by Richard Crockett
The fleet has not even been racing for 3 days, yet I find the early skirmishes, tactics and the whole aura of the race fascinating.
After the first 65 hours of racing Vestas 11th Hour Racing still occupies the top spot, with MAPFRE and AkzoNobel the only two close enough to be a threat – at this stage.
Those who follow ocean racing will know that anything can happen out there, and usually does, so the other 4 boats cannot be considered as ‘also rans’ just yet.
It’s fascinating that the courses of Vestas and MAPFRE diverged significantly yesterday as their navigators sought the fastest course. MAPFRE did pull a few miles back, but at the last position update she was the slowest in the fleet with a true wind speed of just 3.8 knots and a boat speed of 4.8 knots – very slow considering that the fastest boat on the water at that reporting time was AkzoNobel with 9.8 knots of boat speed in 9.2 knots of true wind speed.
Yet MAPFRE had the longest 24 hour distance of 177.4nm with AkzoNobel next at 166nm.
The racing has been tough with MAPFRE putting in 11 gybes in one night!

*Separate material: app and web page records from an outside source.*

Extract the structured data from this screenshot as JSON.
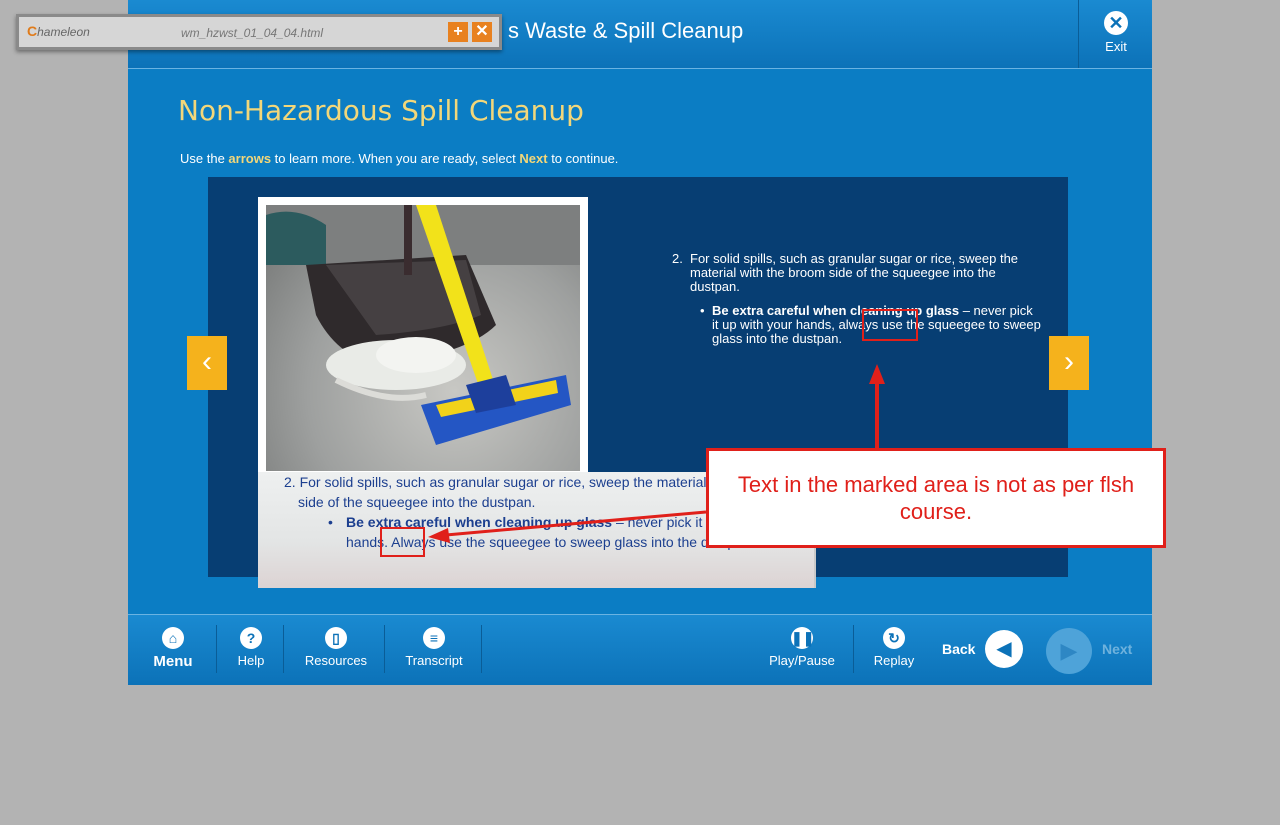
{
  "app": {
    "course_title": "s Waste & Spill Cleanup",
    "exit_label": "Exit"
  },
  "page": {
    "title": "Non-Hazardous Spill Cleanup",
    "instruction_pre": "Use the ",
    "instruction_arrows": "arrows",
    "instruction_mid": " to learn more.  When you are ready, select ",
    "instruction_next": "Next",
    "instruction_post": " to continue."
  },
  "content": {
    "step_number": "2.",
    "step_text": "For solid spills, such as granular sugar or rice, sweep the material with the broom side of the squeegee into the dustpan.",
    "bullet_bold": "Be extra careful when cleaning up glass",
    "bullet_text": " – never pick it up with your hands, always use the squeegee to sweep glass into the dustpan.",
    "prev_glyph": "‹",
    "next_glyph": "›"
  },
  "comparison": {
    "step_text": "2. For solid spills, such as granular sugar or rice, sweep the material with the broom side of the squeegee into the dustpan.",
    "bullet_bold": "Be extra careful when cleaning up glass",
    "bullet_text": " – never pick it up with your hands.  Always use the squeegee to sweep glass into the dustpan."
  },
  "annotation": {
    "callout_text": "Text in the marked area is not as per flsh course."
  },
  "navbar": {
    "menu": "Menu",
    "help": "Help",
    "resources": "Resources",
    "transcript": "Transcript",
    "playpause": "Play/Pause",
    "replay": "Replay",
    "back": "Back",
    "next": "Next"
  },
  "toolbar": {
    "logo_initial": "C",
    "logo_text": "hameleon",
    "filename": "wm_hzwst_01_04_04.html",
    "plus_glyph": "+",
    "close_glyph": "✕"
  },
  "icons": {
    "home": "home-icon",
    "help": "question-icon",
    "resources": "document-icon",
    "transcript": "lines-icon",
    "playpause": "pause-icon",
    "replay": "replay-icon"
  },
  "colors": {
    "primary_blue": "#0b7dc4",
    "panel_navy": "#073e73",
    "accent_yellow": "#f5b21c",
    "title_gold": "#f2d77a",
    "annotation_red": "#e0201a"
  }
}
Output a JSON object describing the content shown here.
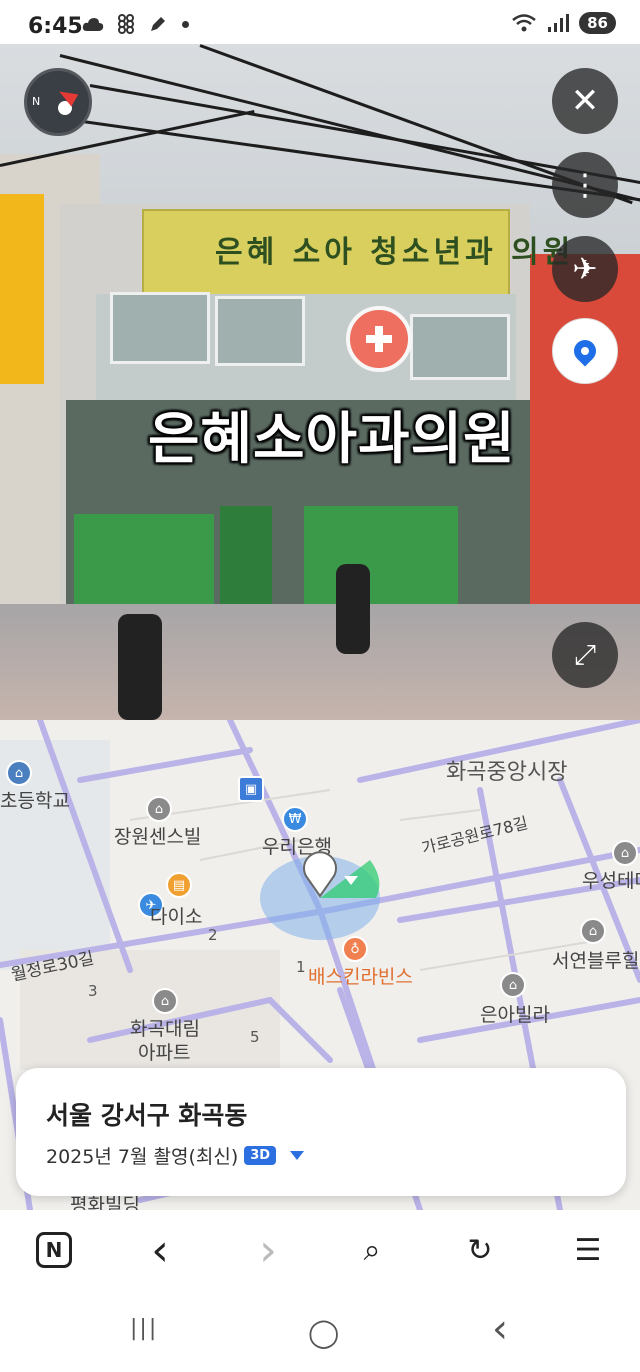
{
  "status_bar": {
    "time": "6:45",
    "battery": "86",
    "left_icons": [
      "cloud-icon",
      "grid-icon",
      "edit-icon",
      "dot-icon"
    ],
    "right_icons": [
      "wifi-icon",
      "signal-icon"
    ]
  },
  "streetview": {
    "place_overlay": "은혜소아과의원",
    "signboard_text": "은혜 소아 청소년과 의원"
  },
  "controls": {
    "close": "✕",
    "more": "⋮",
    "flight": "✈",
    "expand": "⤢"
  },
  "map": {
    "labels": {
      "market": "화곡중앙시장",
      "school": "초등학교",
      "jangwon": "장원센스빌",
      "woori": "우리은행",
      "daiso": "다이소",
      "gaggong": "가로공원로78길",
      "woosung": "우성테마",
      "seoyeon": "서연블루힐",
      "baskin": "배스킨라빈스",
      "eunvilla": "은아빌라",
      "wolgeong": "월정로30길",
      "hwagok_apt_1": "화곡대림",
      "hwagok_apt_2": "아파트",
      "pyeonghwa": "평화빌딩"
    },
    "numbers": [
      "2",
      "1",
      "3",
      "5"
    ]
  },
  "info_card": {
    "title": "서울 강서구 화곡동",
    "date": "2025년 7월 촬영(최신)",
    "badge": "3D"
  },
  "browser": {
    "home": "N",
    "back": "‹",
    "forward": "›",
    "search": "⌕",
    "reload": "↻",
    "menu": "☰"
  },
  "nav": {
    "recents": "|||",
    "home": "◯",
    "back": "‹"
  }
}
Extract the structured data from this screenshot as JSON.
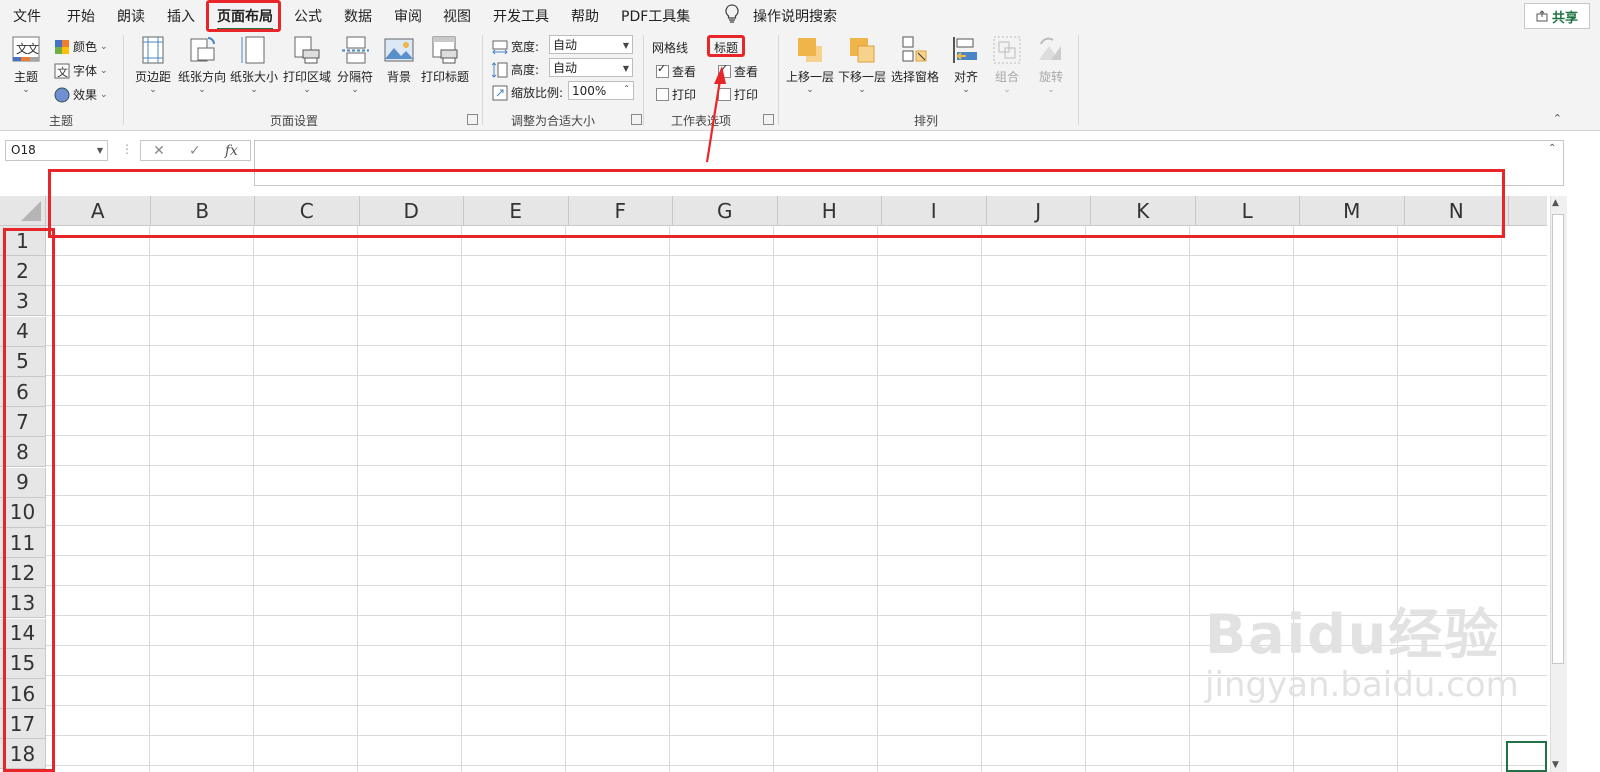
{
  "tabs": [
    "文件",
    "开始",
    "朗读",
    "插入",
    "页面布局",
    "公式",
    "数据",
    "审阅",
    "视图",
    "开发工具",
    "帮助",
    "PDF工具集"
  ],
  "active_tab": "页面布局",
  "tell_me": "操作说明搜索",
  "share_label": "共享",
  "ribbon": {
    "theme": {
      "main_label": "主题",
      "colors": "颜色",
      "fonts": "字体",
      "effects": "效果",
      "group": "主题"
    },
    "page_setup": {
      "margins": "页边距",
      "orientation": "纸张方向",
      "size": "纸张大小",
      "print_area": "打印区域",
      "breaks": "分隔符",
      "background": "背景",
      "print_titles": "打印标题",
      "group": "页面设置"
    },
    "scale": {
      "width_label": "宽度:",
      "width_value": "自动",
      "height_label": "高度:",
      "height_value": "自动",
      "scale_label": "缩放比例:",
      "scale_value": "100%",
      "group": "调整为合适大小"
    },
    "sheet_options": {
      "gridlines": "网格线",
      "headings": "标题",
      "view": "查看",
      "print": "打印",
      "group": "工作表选项",
      "gridlines_view": true,
      "gridlines_print": false,
      "headings_view": true,
      "headings_print": false
    },
    "arrange": {
      "bring_forward": "上移一层",
      "send_backward": "下移一层",
      "selection_pane": "选择窗格",
      "align": "对齐",
      "group_btn": "组合",
      "rotate": "旋转",
      "group": "排列"
    }
  },
  "name_box": "O18",
  "formula_icons": {
    "cancel": "✕",
    "enter": "✓",
    "fx": "fx"
  },
  "formula_value": "",
  "columns": [
    "A",
    "B",
    "C",
    "D",
    "E",
    "F",
    "G",
    "H",
    "I",
    "J",
    "K",
    "L",
    "M",
    "N"
  ],
  "rows": [
    "1",
    "2",
    "3",
    "4",
    "5",
    "6",
    "7",
    "8",
    "9",
    "10",
    "11",
    "12",
    "13",
    "14",
    "15",
    "16",
    "17",
    "18"
  ],
  "watermark": {
    "brand": "Baidu经验",
    "url": "jingyan.baidu.com"
  }
}
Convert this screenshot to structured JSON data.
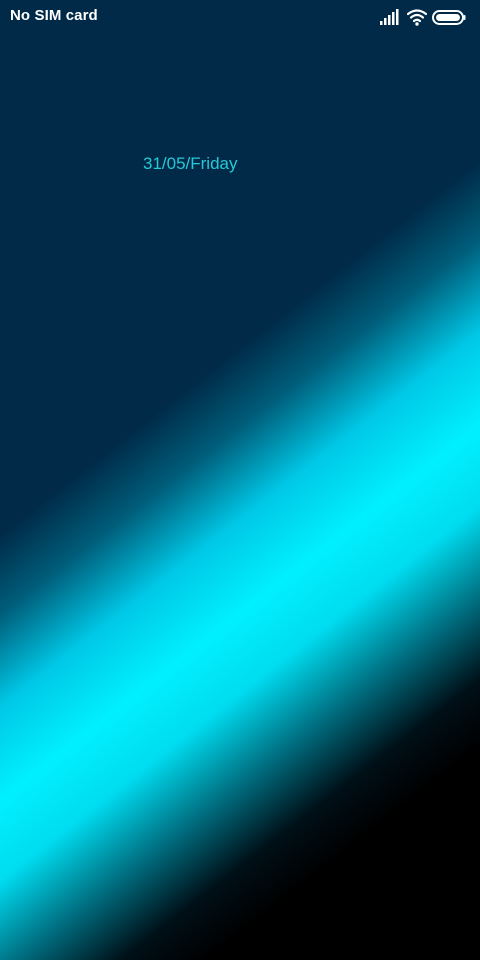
{
  "status_bar": {
    "carrier": "No SIM card",
    "icons": [
      "signal-icon",
      "wifi-icon",
      "battery-icon"
    ]
  },
  "lock_screen": {
    "date": "31/05/Friday"
  },
  "colors": {
    "background": "#002a47",
    "accent": "#00f0ff",
    "date_text": "#25c9d8"
  }
}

It’s a navigators race at this point as they begin to line up for the turning mark of Porto Santo which is close to Madeira. Lying between them and Porto Santo is an enormous wind hole 100 nautical miles wide which the navigators must carefully pick their way through before turning and heading strait to the finish in Lisbon.
Selected Comments from the boats
Vestas. “We had a good night overnight, getting fired out of the Gibraltar jet,” Vestas 11th Hour Racing navigator Simon ‘SiFi’ Fisher said. “We were happy to wake up to see that all of the boats are behind us and mostly on our line.”
MAPFRE. “It was tough conditions with winds up to 35 knots, and we had to throw in some gybes,” explained MAPFRE navigator Joan Vila. “Right now we are waiting for the shift to gybe to port, and then we know it will become very tricky and light. To be honest, anything can still happen in this leg.”
Turn the Tide on Plastic. “It got pretty hairy last night and we ended up with 36, 37 knots of breeze downwind gybing through the Strait, avoiding the traffic separation zone,” said Liz Wardley. “But we got through it pretty well mid fleet, and now the breeze is slowly dying out. In a few hours’ time we’re probably going to have a very different breeze of five to seven knots. We’ve had a few transitions to go through and we’re just crawling back into the fleet now after a few losses last night. We’ve got good speed on the guys around us so we’re looking good.”